Posted September 16, 2011
For Every Action There Are Consequences - Review by Martha A. Cheves, Author of Stir, Laugh, Repeat and Think With Your Taste Buds - Desserts
'Back in my office, I set Jed's report aside and turned my attention to the witness statements. Neighbors had reported loud noises and shouts coming from the only bungalow in the cul-de-sac. According to a neighbor two houses down, everyone knew about the constant arguing. One statement quoted a woman at the top of the cul-de-sac as saying, "Liticia Tuarence often accused her husband of passing judgment on her. I saw the police arrive more than once when things got out of hand. We went out of our way to ignore the squabbles. This time was different, lots of banging and profanity." I reread the remark about "passing judgment" and wondered if the woman had chosen the phrase herself or is she'd only repeated Liticia's words. According to Jed, Wes Tuarence admitted he'd stabbed his wife multiple times though he offered no explanation for his actions and refused to make any further comment. The snapshots stapled to the file told me far more about the man than any written statement ever could. White borders around the photos drew my attention to the gruesome details of each knife wound, giving me a measure of the hatred this man must have harbored.'
Pepper Bibeau is an insurance investigator for Early Settlers Insurance Company. Her boss "Sully" Sullivan has just assigned her to not one but two cases that will take her to Chicago to hopefully solve. The first case is a claim filed by a Doctor Patel who has filed claims for five members of the same family. Due to the heredity of the children's illness, sickle cell anemia, the probability was that the claim was correct. But due to the lack of blood and other lab work, it became Pepper's job to check out the claim.
Her second assignment in Chicago came in the form of a favor to Sully. There had been an insurance policy taken out on Liticia that listed her husband as beneficiary and an orphanage as second in line. Sully's hopes were that Pepper could turn up something, anything, that would help to convict Wes Tuarence of murder and not allow him to claim the proceeds. Sully personally wanted to see it go to the orphanage.
What should have been two simple cases taking just a few days to research ended up taking Pepper into the next week and almost getting her killed. But which case was the real threat? Were the insurance claims legitimate or was the doctor faking claims? Were Liticia and Wes Tuarence in over their heads in something illegal that caused them to flee Chicago or are they victims of the circumstances?
As the number of deaths increased, my list of suspects declined. At one point I really suspected it might be one of the "good guys" gone bad. Actually, I had that suspicion until the end. Was I right? You'll have to read the book for yourself to find out.
Posted September 14, 2011

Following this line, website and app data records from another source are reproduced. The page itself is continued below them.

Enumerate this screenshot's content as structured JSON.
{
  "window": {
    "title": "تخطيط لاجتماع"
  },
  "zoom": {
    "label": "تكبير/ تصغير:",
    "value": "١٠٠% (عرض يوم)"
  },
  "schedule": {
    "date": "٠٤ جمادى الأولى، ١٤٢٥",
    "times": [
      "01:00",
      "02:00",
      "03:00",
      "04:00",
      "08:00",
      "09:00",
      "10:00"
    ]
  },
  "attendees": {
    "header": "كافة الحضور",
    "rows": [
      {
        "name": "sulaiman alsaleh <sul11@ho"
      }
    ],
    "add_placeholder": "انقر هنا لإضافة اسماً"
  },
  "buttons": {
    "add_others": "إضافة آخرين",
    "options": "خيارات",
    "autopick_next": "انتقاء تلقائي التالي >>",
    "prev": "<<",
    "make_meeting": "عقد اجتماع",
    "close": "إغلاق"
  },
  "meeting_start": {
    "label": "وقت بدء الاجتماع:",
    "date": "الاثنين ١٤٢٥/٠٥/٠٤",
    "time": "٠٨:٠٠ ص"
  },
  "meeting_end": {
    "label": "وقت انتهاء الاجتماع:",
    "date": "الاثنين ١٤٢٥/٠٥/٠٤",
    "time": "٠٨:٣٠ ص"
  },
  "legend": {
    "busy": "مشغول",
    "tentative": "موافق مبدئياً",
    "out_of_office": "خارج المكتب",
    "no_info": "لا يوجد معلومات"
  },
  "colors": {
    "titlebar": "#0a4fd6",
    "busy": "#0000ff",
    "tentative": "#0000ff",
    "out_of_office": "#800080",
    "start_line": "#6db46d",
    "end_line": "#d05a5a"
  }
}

Pepper Bibeau is an insurance investigator who unwittingly gets wrapped up in a murder mystery. This book is set in the sixties, before cell phones and computers took over our existence. Pepper has to do things the old fashioned way - by speaking to people in person and being available for landline phone calls. References are made to the political and social issues of the late sixties but not to the point where younger readers unfamiliar with the era would have difficulty understanding things.
We're introduced to many characters who initially don't seem to be connected. Also, there are various subplots woven through the entire story. Initially, I found the plotlines a little difficult to follow. But eventually it all comes together in a well-crafted, tangled mystery.
For Every Action is the first in a planned Pepper Bibeau series. I'm looking forward to the next one!